As I have written previously, to illustrate the need to give charity before the holiday there is a famous story about Rabbi Yosef Dov Soloveitchik of Brisk. A woman approached him with a strange question. She wanted to know if one could use milk instead of wine for the four cups of the Seder. She explained that she could not afford wine. He answered her by giving her a large amount of money. Asked the Rabbi's wife, "I understand you gave her money because she can't afford the wine, but why so much?"
Answered the Rabbi, "If she wants to drink milk at the Seder, it is obvious she has no meat for Passover (as there is a prohibition to eat meat and milk at the same meal). So I gave her enough to buy wine and meat for the entire holiday."
With so many struggling financially, how can we make sure that we can continue giving? Today more than ever, it centers on living with financial discipline. Start a budget, where you have two line items that get funded first. First is your charity and next is long-term savings. 
I know you are thinking that you are maxed out and have no money for anything. You can do it. Start examining spending decisions and think if you really need the product. You don’t need to buy everything. 
Think about it this way: You can probably do without another new pair of shoes or going out to dinner. There are a lot of families that you could give that money to instead, and it would allow them to be able to put food on the table for a week. 
In addition the sooner you start saving and investing the sooner that you will be able to accumulate a nice amount of money and then you will be able to increase your giving as well.

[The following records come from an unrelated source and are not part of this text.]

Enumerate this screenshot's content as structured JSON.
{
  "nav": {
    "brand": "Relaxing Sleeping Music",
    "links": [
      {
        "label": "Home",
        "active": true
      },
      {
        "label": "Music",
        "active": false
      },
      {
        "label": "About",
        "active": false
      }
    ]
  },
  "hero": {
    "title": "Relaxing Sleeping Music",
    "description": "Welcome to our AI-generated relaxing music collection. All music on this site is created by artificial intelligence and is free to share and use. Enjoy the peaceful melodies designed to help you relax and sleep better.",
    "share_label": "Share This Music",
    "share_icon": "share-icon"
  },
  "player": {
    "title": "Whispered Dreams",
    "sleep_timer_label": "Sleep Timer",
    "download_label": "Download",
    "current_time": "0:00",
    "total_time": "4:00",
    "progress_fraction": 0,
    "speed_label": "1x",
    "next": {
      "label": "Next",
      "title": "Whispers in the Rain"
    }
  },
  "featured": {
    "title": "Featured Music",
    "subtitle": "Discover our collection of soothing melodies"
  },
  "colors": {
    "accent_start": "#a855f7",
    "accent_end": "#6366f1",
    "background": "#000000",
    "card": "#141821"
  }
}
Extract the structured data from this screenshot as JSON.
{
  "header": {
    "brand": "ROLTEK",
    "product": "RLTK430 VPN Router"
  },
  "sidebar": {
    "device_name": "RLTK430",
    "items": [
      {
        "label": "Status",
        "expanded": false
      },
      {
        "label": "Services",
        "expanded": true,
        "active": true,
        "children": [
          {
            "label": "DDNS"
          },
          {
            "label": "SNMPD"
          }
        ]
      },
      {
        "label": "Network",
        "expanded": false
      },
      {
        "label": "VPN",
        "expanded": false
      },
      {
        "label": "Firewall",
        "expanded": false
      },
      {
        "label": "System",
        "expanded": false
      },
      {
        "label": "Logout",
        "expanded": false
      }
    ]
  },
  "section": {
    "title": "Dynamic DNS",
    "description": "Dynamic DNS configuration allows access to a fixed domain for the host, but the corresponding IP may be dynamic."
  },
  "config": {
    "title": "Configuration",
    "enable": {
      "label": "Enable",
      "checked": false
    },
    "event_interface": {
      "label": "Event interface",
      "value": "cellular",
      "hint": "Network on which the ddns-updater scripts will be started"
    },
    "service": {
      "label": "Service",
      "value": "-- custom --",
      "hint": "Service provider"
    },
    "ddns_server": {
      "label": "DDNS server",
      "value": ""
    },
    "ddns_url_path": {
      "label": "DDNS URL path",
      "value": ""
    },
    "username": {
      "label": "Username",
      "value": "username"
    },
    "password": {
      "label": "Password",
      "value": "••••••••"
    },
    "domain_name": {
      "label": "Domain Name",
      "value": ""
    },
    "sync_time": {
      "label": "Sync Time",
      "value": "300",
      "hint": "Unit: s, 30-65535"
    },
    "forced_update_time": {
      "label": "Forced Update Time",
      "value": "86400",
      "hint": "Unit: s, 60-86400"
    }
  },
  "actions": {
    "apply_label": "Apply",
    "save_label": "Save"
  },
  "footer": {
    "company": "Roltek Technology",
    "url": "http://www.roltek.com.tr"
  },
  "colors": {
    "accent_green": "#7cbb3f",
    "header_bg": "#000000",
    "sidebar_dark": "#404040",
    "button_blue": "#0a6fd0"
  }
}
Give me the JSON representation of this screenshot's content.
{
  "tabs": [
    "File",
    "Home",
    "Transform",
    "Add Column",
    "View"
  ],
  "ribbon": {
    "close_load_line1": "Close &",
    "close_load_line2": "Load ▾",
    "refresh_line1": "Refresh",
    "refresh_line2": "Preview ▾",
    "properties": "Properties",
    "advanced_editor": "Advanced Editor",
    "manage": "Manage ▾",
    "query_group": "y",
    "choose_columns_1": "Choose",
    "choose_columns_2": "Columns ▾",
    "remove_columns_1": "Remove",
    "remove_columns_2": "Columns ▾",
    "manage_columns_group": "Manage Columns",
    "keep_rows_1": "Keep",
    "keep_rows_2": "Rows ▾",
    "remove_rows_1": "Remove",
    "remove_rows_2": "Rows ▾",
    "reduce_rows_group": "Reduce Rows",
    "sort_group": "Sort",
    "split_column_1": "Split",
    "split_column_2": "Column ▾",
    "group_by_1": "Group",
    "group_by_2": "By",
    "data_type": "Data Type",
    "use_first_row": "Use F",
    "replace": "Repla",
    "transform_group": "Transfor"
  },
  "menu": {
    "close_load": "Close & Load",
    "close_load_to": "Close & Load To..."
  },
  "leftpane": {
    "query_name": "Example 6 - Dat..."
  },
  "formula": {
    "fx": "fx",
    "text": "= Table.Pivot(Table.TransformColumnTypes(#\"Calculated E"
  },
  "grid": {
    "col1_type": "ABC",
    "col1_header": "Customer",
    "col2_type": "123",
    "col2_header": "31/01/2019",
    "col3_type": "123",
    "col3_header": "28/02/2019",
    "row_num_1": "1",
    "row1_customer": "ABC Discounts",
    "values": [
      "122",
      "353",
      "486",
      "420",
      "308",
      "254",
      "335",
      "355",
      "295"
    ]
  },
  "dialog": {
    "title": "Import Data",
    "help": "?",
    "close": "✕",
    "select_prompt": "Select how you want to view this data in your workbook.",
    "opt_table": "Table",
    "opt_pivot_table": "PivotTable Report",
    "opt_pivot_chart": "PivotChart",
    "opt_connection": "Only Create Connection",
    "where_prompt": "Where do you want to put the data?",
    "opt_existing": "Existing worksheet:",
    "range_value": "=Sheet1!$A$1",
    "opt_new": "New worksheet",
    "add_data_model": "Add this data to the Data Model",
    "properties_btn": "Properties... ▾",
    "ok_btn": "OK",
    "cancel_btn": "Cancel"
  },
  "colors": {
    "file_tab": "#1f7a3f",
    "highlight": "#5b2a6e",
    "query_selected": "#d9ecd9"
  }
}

Have a great Passover!
The information contained in this article reflects the opinion of the author and not necessarily the opinion of Portfolio Resources Group, Inc. or its affiliates.
The writer is author of Retirement GPS: How to Navigate Your Way to A Secure Financial Future with Global Investing (McGraw-Hill), and a licensed financial professional in the US and Israel. Securities are offered through Portfolio Resources Group, Inc. ( Member FINRA, SIPC, MSRB, FSI. Call 02-624-0995 or visit or email [email protected]